## YOUR OBJECTIVE
Line by line, set down the records exactly as they appear below.

## DATASET CONTENT
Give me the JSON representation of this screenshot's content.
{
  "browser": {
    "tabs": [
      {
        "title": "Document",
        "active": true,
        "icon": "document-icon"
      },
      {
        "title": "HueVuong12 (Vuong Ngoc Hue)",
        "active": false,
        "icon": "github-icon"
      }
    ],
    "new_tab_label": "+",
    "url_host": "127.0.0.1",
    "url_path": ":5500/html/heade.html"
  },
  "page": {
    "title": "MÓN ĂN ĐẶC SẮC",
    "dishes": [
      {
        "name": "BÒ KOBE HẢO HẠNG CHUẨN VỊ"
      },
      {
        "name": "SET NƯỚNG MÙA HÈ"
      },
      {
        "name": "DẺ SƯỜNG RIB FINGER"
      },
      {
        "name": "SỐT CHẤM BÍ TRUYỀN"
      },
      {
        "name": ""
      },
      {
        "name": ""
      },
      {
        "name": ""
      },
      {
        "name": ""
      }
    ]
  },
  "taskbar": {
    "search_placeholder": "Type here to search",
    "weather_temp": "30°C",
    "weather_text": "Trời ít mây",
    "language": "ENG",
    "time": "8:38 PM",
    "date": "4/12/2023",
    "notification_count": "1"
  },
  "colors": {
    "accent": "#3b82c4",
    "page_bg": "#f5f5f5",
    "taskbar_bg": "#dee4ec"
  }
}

## FINISHED TASK
Give me the JSON representation of this screenshot's content.
{
  "browser": {
    "tabs": [
      {
        "title": "Document",
        "active": true,
        "icon": "document-icon"
      },
      {
        "title": "HueVuong12 (Vuong Ngoc Hue)",
        "active": false,
        "icon": "github-icon"
      }
    ],
    "new_tab_label": "+",
    "url_host": "127.0.0.1",
    "url_path": ":5500/html/heade.html"
  },
  "page": {
    "title": "MÓN ĂN ĐẶC SẮC",
    "dishes": [
      {
        "name": "BÒ KOBE HẢO HẠNG CHUẨN VỊ"
      },
      {
        "name": "SET NƯỚNG MÙA HÈ"
      },
      {
        "name": "DẺ SƯỜNG RIB FINGER"
      },
      {
        "name": "SỐT CHẤM BÍ TRUYỀN"
      },
      {
        "name": ""
      },
      {
        "name": ""
      },
      {
        "name": ""
      },
      {
        "name": ""
      }
    ]
  },
  "taskbar": {
    "search_placeholder": "Type here to search",
    "weather_temp": "30°C",
    "weather_text": "Trời ít mây",
    "language": "ENG",
    "time": "8:38 PM",
    "date": "4/12/2023",
    "notification_count": "1"
  },
  "colors": {
    "accent": "#3b82c4",
    "page_bg": "#f5f5f5",
    "taskbar_bg": "#dee4ec"
  }
}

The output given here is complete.